IDEAS home Printed from https://ideas.repec.org/a/cup/intorg/v37y1983i02p317-337_03.html
   My bibliography  Save this article

Hegemony and the structure of international trade reassessed: a view from Arabia

Author

Listed:
  • Lawson, Fred H.

Abstract

Mercantilist explanations for the development of international trading orders have assumed that changes in peripheral areas during the 19th century corresponded with developments among the largest and most advanced countries of the period. Relatively free trade, however, was not the rule at three important ports along the Arabian coast when Great Britain was in a hegemonic position in the area. Rather, British predominance in this part of the world was generally associated with increasing closure in commercial affairs at these three ports. This finding throws doubt on both the collective goods logic and the notions of “the imperialism of free trade” that have been appropriated by writers such as Gilpin, Kindleberger, Krasner, and Keohane. Two alternative ways of explaining the pattern of trading relations at these three ports are sketched, and three ways of amending the mercantilist position to account for these data are suggested.

Suggested Citation

  • Lawson, Fred H., 1983. "Hegemony and the structure of international trade reassessed: a view from Arabia," International Organization, Cambridge University Press, vol. 37(02), pages 317-337, March.
  • Handle: RePEc:cup:intorg:v:37:y:1983:i:02:p:317-337_03
    as

    Download full text from publisher

    File URL: http://journals.cambridge.org/abstract_S0020818300034391
    File Function: link to article abstract page
    Download Restriction: no

    Citations

    Citations are extracted by the CitEc Project, subscribe to its RSS feed for this item.
    as


    Cited by:

    1. Barry Eichengreen, 1987. "Hegemonic Stability Theories of the International Monetary System," NBER Working Papers 2193, National Bureau of Economic Research, Inc.

    More about this item

    Statistics

    Access and download statistics

    Corrections

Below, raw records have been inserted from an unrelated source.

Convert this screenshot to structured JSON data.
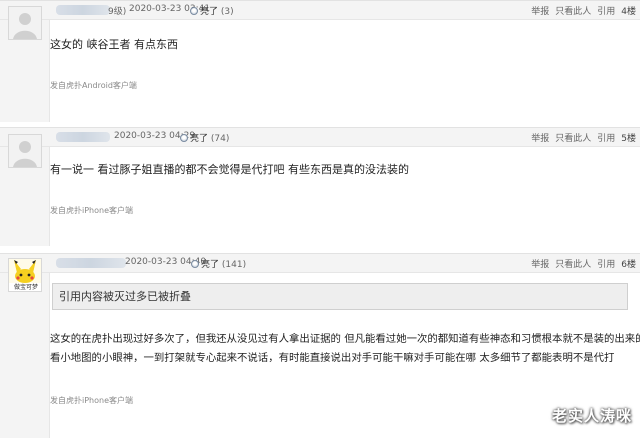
{
  "posts": [
    {
      "level": "9级)",
      "time": "2020-03-23 03:41",
      "light_label": "亮了",
      "light_count": "(3)",
      "actions": [
        "举报",
        "只看此人",
        "引用"
      ],
      "floor": "4楼",
      "content": "这女的 峡谷王者 有点东西",
      "source": "发自虎扑Android客户端"
    },
    {
      "time": "2020-03-23 04:29",
      "light_label": "亮了",
      "light_count": "(74)",
      "actions": [
        "举报",
        "只看此人",
        "引用"
      ],
      "floor": "5楼",
      "content": "有一说一 看过豚子姐直播的都不会觉得是代打吧 有些东西是真的没法装的",
      "source": "发自虎扑iPhone客户端"
    },
    {
      "time": "2020-03-23 04:40",
      "light_label": "亮了",
      "light_count": "(141)",
      "actions": [
        "举报",
        "只看此人",
        "引用"
      ],
      "floor": "6楼",
      "avatar_caption": "做宝可梦",
      "quote": "引用内容被灭过多已被折叠",
      "content_line1": "这女的在虎扑出现过好多次了，但我还从没见过有人拿出证据的 但凡能看过她一次的都知道有些神态和习惯根本就不是装的出来的",
      "content_line2": "看小地图的小眼神，一到打架就专心起来不说话，有时能直接说出对手可能干嘛对手可能在哪 太多细节了都能表明不是代打",
      "source": "发自虎扑iPhone客户端"
    }
  ],
  "watermark": "老实人涛咪"
}
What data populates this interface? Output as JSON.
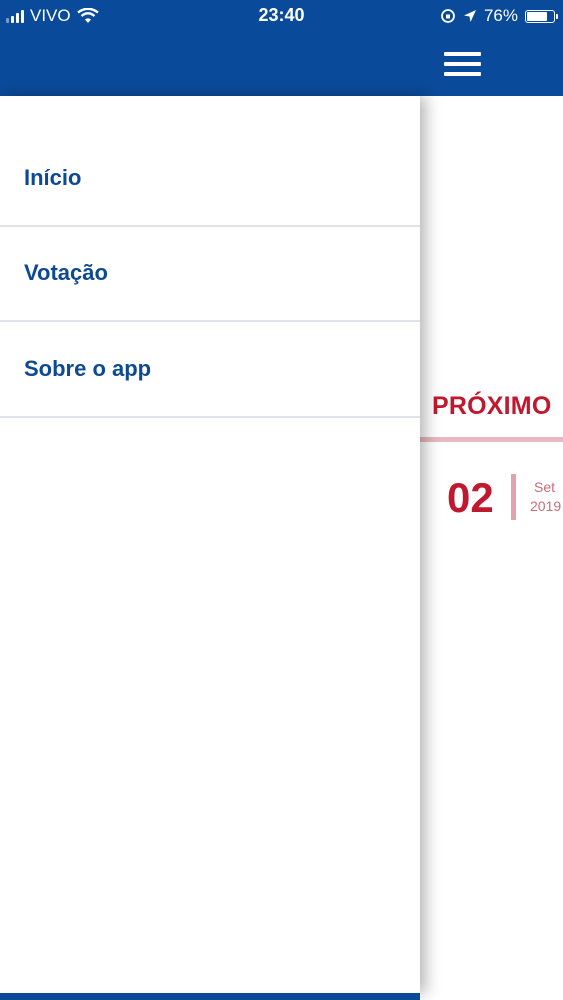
{
  "status_bar": {
    "carrier": "VIVO",
    "time": "23:40",
    "battery": "76%",
    "icons": [
      "signal-icon",
      "wifi-icon",
      "orientation-lock-icon",
      "location-icon",
      "battery-icon"
    ]
  },
  "drawer": {
    "items": [
      {
        "label": "Início"
      },
      {
        "label": "Votação"
      },
      {
        "label": "Sobre o app"
      }
    ]
  },
  "main": {
    "section_title": "PRÓXIMO",
    "date": {
      "day": "02",
      "month": "Set",
      "year": "2019"
    }
  },
  "colors": {
    "header_blue": "#0a4a9a",
    "menu_text_blue": "#0d4a93",
    "accent_red": "#c0182e",
    "accent_pink": "#e8b9c0"
  }
}
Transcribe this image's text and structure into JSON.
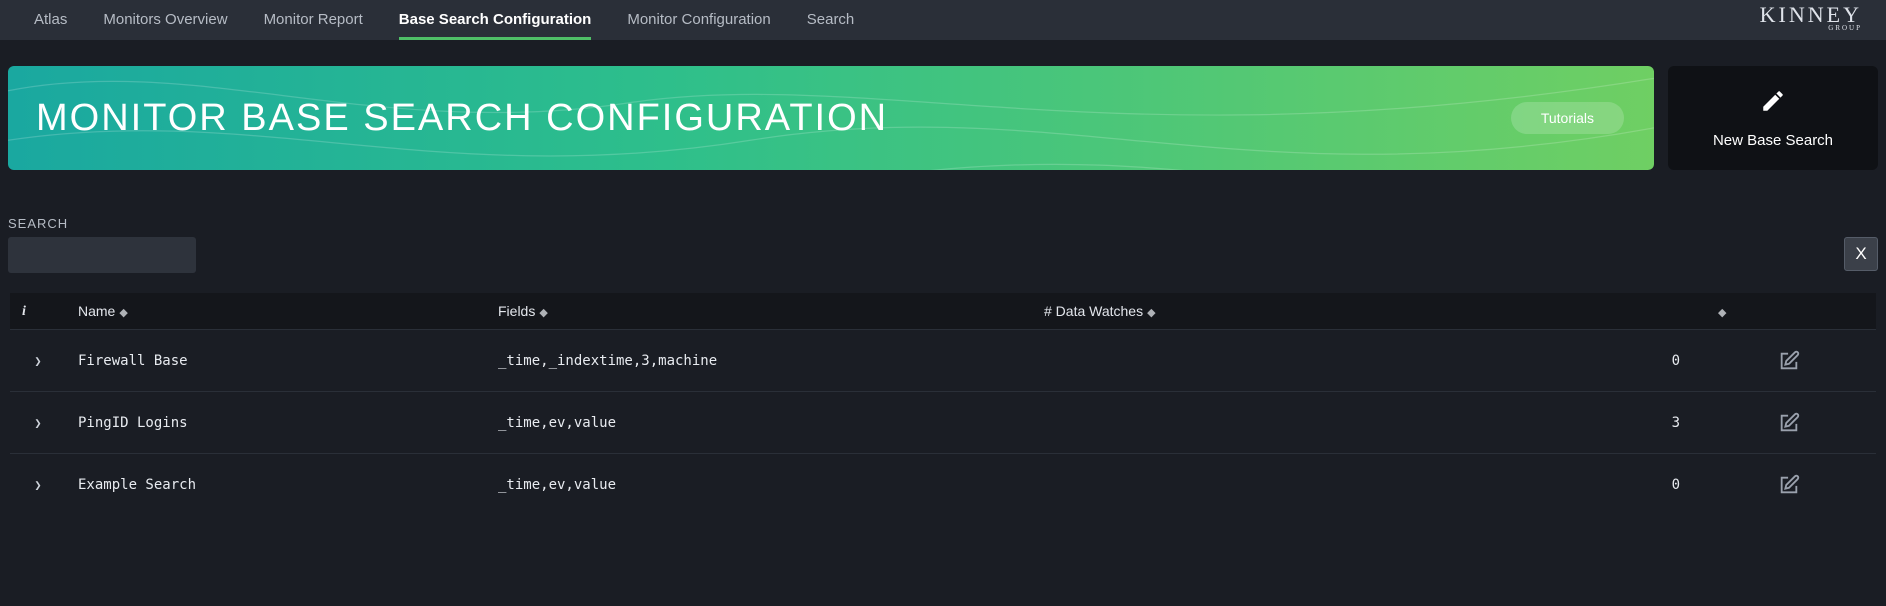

    All material on this site has been provided by the respective publishers and authors. You can help correct errors and omissions. When requesting a correction, please mention this item's handle: RePEc:cup:intorg:v:37:y:1983:i:02:p:317-337_03. See general information about how to correct material in RePEc.

    For technical questions regarding this item, or to correct its authors, title, abstract, bibliographic or download information, contact: (Keith Waters). General contact details of provider: http://journals.cambridge.org/jid_INO .

    If you have authored this item and are not yet registered with RePEc, we encourage you to do it here. This allows to link your profile to this item. It also allows you to accept potential citations to this item that we are uncertain about.

    We have no references for this item. You can help adding them by using this form .

    If you know of missing items citing this one, you can help us creating those links by adding the relevant references in the same way as above, for each refering item. If you are a registered author of this item, you may also want to check the "citations" tab in your RePEc Author Service profile, as there may be some citations waiting for confirmation.

    Please note that corrections may take a couple of weeks to filter through the various RePEc services.

    IDEAS is a RePEc service hosted by the Research Division of the Federal Reserve Bank of St. Louis . RePEc uses bibliographic data supplied by the respective publishers.